As part of the agreement, which includes £1bn extra funding for Northern Ireland, a ‘detailed’ report will be commissioned in to the impact of VAT and air passenger duty on tourism.
Restaurants and hotels in Northern Ireland are subject to the UK’s 20% tourism tax rate, which they say puts them at a competitive disadvantage against their neighbours in the Republic of Ireland, who pay 9%.
Air passenger duty is £13 from Northern Ireland for short haul flights, compared to zero for the Republic of Ireland.
Research by the Northern Ireland Hotels Federation estimates that failing to reduce the rate of tourism tax could cost the Northern Irish economy £132m from 2015-2020.
The new governemnt study will recommend how best to ‘build upon the growing success’ of the hospitality and tourism sector.
“I am confident the findings of this consultation will show that Tourism VAT should be reduced to 5% across every part of the UK, creating 121,000 jobs, increasing UK export earnings from tourism and bringing in £4.6bn to the Treasury over 10 years,” says Dermot King, chairman of the Campaign to Cut Tourism VAT.
“The benefits would be felt most keenly in coastal and rural areas in need of regeneration.”

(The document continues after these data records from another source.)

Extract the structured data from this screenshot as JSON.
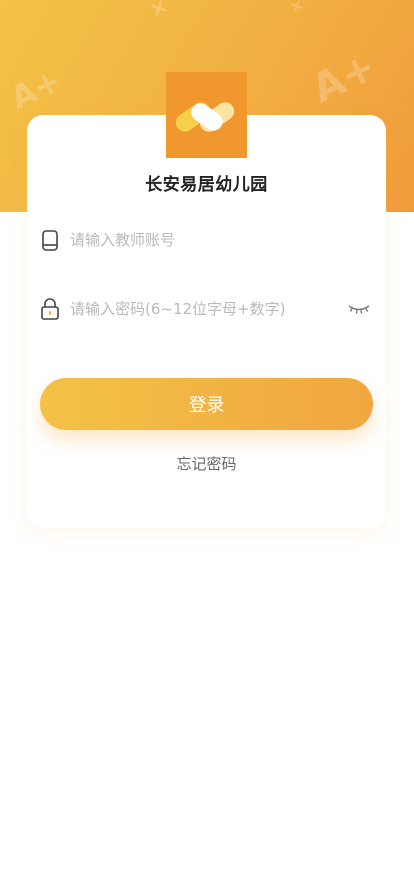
{
  "header": {
    "school_name": "长安易居幼儿园"
  },
  "form": {
    "account_placeholder": "请输入教师账号",
    "password_placeholder": "请输入密码(6~12位字母+数字)"
  },
  "actions": {
    "login_label": "登录",
    "forgot_label": "忘记密码"
  },
  "icons": {
    "logo": "app-logo-icon",
    "phone": "phone-icon",
    "lock": "lock-icon",
    "eye": "eye-closed-icon"
  },
  "colors": {
    "accent_start": "#f3c246",
    "accent_end": "#f09b3c",
    "logo_bg": "#f0982e"
  }
}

The British Hospitality Association (BHA) added that it was ‘looking forward’ to working with the Treasury on the report.